2. Make notes on what you want to communicate in your letter to the HOA. In your correspondence try to anticipate any questions the HOA board may have about your project. Always include possible solutions to any problem you think the board may have with your planned project.
3. Enclose blueprints, pictures and project drawings. Also, be sure to include the specific dimensions of your project and any other pertinent details in your letter. Include images or colors of the materials you will be using. Be clear and precise so your letter will be easily understood.
4. Make copies of your letter to keep for your records. Mail your request to the homeowners association. Be sure you have included the best ways for members to contact you, such as giving them both a home and work telephone number.
5. Follow up on your letter if you are not contacted within a week after mailing. Confirm your letter has been received and ask for a date by which the board will render a decision on the plans for your property.
6. Appeal for a variance if your request is denied and you still want to pursue your plans. An appeal hearing may then be scheduled during which you can present your case to the entire board. You can enlist the support of your neighbors to help bolster your argument.
Be sure to get the approval of the HOA first. It is not up to the fence contractor to find out the rules and regulations or to get approval of the HOA for your project. That being said, a longstanding and professional fence company will gladly help advise you in this process and should go out of their way to help you with your installation concerns.
They can also supply you with fence samples and pictures of existing installations to help you get the approval of the HOA before starting construction so you won't be on the fence with your Home Owners Association.
CLICK HERE TO VISIT THE AMERICAN HOME OWNERS ASSOCIATION FOR RESOURCES ON REGIONAL AND LOCAL REGULATIONS FOR YOUR UPCOMING FENCE PROJECT
Topics: Specifications, Residential Fence Choices, Homeowners Association, HOA, Residential Fence, backyard Fence, Fence Permit, Regulations, Insurance, Richmond Fence, fence law, fence regulations, virginia fence code, Maintenance, fences richmond, first time home buyers, codes, hoa fence, fence insurance
Wed, Mar 26, 2014
Vinyl Chain Link Fence
Chain link fence popularity stems partially from chain link's moderately inexpensive cost. This specific fence material is exceptionally adaptable and the simplicity of establishment is a solid choice in a multitude of applications. Common color options for vinyl coated chain link fence are green, white, black and brown chain link fence.

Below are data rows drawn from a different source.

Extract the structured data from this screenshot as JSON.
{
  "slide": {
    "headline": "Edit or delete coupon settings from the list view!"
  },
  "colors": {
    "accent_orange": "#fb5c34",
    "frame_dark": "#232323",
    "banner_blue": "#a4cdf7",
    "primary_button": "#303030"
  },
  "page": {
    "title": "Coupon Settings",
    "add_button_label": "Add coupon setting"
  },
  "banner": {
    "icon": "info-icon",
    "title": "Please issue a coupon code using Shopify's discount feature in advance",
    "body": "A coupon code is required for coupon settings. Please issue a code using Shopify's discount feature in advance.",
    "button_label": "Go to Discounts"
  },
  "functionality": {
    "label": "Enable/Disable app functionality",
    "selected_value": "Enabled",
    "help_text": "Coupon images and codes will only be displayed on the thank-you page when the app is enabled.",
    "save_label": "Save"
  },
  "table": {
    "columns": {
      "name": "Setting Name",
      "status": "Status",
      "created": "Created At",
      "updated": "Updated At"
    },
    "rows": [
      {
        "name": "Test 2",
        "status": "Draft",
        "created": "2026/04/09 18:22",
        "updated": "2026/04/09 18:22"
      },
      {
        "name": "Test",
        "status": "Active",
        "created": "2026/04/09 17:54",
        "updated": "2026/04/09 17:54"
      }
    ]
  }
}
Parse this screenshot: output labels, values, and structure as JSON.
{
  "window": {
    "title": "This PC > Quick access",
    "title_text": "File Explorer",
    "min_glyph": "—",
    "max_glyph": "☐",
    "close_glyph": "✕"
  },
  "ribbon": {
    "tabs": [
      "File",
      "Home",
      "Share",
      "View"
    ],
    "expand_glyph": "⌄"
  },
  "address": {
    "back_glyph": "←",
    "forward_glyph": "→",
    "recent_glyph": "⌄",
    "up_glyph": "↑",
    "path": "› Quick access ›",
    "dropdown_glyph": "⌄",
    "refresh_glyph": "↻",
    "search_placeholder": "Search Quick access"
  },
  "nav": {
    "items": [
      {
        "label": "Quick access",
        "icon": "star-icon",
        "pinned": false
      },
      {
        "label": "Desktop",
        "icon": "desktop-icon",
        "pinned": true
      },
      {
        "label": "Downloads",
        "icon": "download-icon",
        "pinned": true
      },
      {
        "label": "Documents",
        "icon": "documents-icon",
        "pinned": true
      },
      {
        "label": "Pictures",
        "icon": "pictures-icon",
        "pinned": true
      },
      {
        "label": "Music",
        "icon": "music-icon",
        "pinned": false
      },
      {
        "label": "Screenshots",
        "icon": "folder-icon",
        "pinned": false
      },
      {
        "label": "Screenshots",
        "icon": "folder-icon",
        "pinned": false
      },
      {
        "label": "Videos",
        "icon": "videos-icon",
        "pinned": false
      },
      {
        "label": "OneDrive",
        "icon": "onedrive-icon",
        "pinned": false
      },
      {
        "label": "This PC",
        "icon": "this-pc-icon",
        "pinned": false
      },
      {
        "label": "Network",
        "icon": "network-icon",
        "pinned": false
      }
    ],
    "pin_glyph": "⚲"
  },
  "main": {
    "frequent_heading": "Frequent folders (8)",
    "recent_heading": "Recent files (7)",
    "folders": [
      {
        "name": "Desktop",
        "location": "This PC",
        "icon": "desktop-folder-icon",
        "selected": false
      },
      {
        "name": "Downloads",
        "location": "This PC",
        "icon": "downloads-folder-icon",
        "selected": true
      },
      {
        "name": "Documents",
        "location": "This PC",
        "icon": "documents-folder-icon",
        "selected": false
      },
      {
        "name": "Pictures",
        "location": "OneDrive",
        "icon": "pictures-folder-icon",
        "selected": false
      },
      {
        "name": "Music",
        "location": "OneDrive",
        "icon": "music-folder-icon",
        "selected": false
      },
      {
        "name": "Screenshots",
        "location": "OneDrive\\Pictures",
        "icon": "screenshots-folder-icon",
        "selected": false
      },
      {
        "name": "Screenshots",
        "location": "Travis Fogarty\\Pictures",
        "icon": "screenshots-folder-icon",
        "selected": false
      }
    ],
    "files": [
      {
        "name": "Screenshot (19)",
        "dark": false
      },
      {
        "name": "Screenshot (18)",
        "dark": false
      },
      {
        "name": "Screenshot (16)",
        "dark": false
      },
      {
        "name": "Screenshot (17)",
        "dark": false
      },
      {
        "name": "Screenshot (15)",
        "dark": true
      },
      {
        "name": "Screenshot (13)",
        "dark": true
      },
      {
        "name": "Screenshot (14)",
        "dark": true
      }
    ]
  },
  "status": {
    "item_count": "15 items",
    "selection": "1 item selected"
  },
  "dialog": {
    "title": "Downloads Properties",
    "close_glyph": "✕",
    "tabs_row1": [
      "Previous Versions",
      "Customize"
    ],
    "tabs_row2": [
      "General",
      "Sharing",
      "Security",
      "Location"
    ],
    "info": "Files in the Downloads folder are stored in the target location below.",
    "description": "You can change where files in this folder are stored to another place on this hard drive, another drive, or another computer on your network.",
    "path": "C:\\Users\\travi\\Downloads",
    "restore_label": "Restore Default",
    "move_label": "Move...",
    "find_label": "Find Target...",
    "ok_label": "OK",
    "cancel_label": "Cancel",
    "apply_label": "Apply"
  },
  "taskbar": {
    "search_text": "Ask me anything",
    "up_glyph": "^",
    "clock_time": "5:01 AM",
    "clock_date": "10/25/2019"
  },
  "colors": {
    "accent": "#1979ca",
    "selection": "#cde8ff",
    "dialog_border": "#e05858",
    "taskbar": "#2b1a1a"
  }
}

Topics: Commercial Fence, Residential Fence Choices, Homeowners Association, Residential Fence, Fence Design, Vinyl Fence, Fence, Green Fence Products, backyard Fence, Richmond Fence, chain link fence
Wed, Mar 05, 2014
Vinyl Fence vs. Aluminum Fence
Deciding between vinyl (PVC) and Ornamental Aluminum Fence can be a bit daunting for the consumer. There are a couple factors you many want to take into consideration before making a well informed decision about how you choose to enclose your outdoor space. These fencing aspects are: privacy, security, maintenance, gate configuration, fence cost, and color selection.
Topics: Homeowners Association, Residential Fence, Fence Design, Aluminum Fence, Vinyl Fence, Comparison, Specifications, Privacy Fence, backyard Fence, wooden fence, Fence, Fence Maintenance, fence regulations
Fri, Jan 03, 2014
History & Psychology CH. 2: Where did the perimeter fence come from?
As the great English agriculturist Arthur Young said commenting on eighteenth century French peasants’ toil on their small patrimonies, “Give a man the secure possession of a bleak rock and he will turn it into a garden. Give him a nine years' lease of a garden and he will convert it into a desert." Being instrumental in the culture of property, the fence fostered long-term thinking and constructive effort.
Thu, Oct 31, 2013
Tue, Aug 13, 2013
How to Fix a Rotted Fence is explained below: By Denise Brown, eHow Contributor